Remarkably, a sand pile on a finite table — where any sand reaching the rim falls off the edge and disappears — tunes itself to 2.125 grains per dot. Say the table starts empty, and you drop sand, grain by grain, in the center. For a while, the pattern of sand expands, looking a lot like Pegden’s pictures above (which depict an infinite table.) You drop a grain, the sand settles, there’s one more grain on the table. But once the sand gets to the rim, the story changes. The pile approaches an equilibrium, where sand drops off the edge at the same rate you add sand to the center, and the density holds steady at the critical value. Of course, there may be local fluctuations, denser and less dense patches that come and go as the system evolves; but on average over the whole table, the number of grains per dot will hover around 2.125.

What if you start with a finite table as dense with sand as possible, three grains at each spot? That configuration is stable. But only in a very fragile sense. Drop one grain, anywhere on the table, and a massive avalanche begins, not ceasing until the density goes down to 2.125 again. And what happens once the table reaches threshold density? Then the sand pile is poised at its most interesting state. Avalanches keep happening, but they don’t create a state of constant universal tumble; rather, they come in waves, with frequent smaller avalanches punctuated by rare table-spanning catastrophes. The distribution of avalanches at threshold density seems to obey a power law: The frequency of avalanches is inversely proportional to their size. There’s constant activity, but the activity is somehow organized and structured. What’s more, the san dpile doesn’t have to be fine-tuned in order to show off its complex behavior; it auto tunes. This is the phenomenon called “self-organized criticality.” Wherever the system starts, it finds its way to the critical threshold, and stays there, as long as new sand keeps getting added at a constant rate…

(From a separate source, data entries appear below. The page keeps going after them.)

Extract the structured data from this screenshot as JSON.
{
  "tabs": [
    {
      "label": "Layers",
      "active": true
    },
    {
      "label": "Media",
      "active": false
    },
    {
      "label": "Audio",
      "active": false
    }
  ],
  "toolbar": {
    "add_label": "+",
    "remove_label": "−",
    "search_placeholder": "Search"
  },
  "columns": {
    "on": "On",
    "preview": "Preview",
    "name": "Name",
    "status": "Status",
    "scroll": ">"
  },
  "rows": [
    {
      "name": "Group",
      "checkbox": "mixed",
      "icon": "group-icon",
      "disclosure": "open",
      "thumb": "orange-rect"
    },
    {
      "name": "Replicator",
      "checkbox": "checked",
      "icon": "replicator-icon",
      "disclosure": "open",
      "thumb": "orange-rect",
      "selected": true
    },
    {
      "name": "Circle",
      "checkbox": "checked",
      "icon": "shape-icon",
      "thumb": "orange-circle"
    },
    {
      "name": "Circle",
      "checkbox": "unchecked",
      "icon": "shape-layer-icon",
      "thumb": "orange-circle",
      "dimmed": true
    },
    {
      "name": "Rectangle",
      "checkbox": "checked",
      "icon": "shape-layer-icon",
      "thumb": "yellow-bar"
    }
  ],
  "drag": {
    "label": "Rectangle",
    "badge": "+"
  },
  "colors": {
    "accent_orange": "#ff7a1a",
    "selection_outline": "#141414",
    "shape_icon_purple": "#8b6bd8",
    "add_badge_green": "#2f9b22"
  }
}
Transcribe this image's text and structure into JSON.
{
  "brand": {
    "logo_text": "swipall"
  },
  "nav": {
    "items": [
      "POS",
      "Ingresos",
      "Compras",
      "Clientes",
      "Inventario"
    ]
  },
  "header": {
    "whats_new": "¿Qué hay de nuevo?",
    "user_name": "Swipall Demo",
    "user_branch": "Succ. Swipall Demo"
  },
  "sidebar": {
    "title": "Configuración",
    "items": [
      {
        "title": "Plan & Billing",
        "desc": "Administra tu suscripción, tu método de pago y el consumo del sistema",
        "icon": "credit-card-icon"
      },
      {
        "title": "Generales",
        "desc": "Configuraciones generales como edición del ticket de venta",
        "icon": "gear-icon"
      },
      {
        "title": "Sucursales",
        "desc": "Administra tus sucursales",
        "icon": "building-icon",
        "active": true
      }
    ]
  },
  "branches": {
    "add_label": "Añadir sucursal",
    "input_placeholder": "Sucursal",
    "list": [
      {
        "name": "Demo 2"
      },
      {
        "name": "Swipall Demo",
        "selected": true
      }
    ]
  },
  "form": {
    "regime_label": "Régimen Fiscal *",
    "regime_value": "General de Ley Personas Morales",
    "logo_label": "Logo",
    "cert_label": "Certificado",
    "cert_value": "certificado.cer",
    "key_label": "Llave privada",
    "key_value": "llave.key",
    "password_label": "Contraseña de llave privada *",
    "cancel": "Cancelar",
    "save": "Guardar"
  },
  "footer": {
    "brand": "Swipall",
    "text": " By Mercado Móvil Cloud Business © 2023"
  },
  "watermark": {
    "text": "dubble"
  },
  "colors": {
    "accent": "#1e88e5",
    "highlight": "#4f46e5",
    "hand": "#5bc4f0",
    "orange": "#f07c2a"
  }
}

This looks like a living process to me. And that’s no coincidence. The notion of self-organized criticality is one popular way to think about how the rich structures of life might have emerged from simple systems that automatically seek the critical threshold. Some biologists see self-organized criticality as a potential unified theory for complex biological behavior, which governs the way a flock of birds moves in sync just as genetic information governs the development of the individual birds. “Living systems,” wrote biological theorist Stuart Kauffman, “exist in the solid regime near the edge of chaos, and natural selection achieves and sustains such a poised state.” As does the sand pile. It isn’t life, of course, not really. But it’s lively, isn’t it?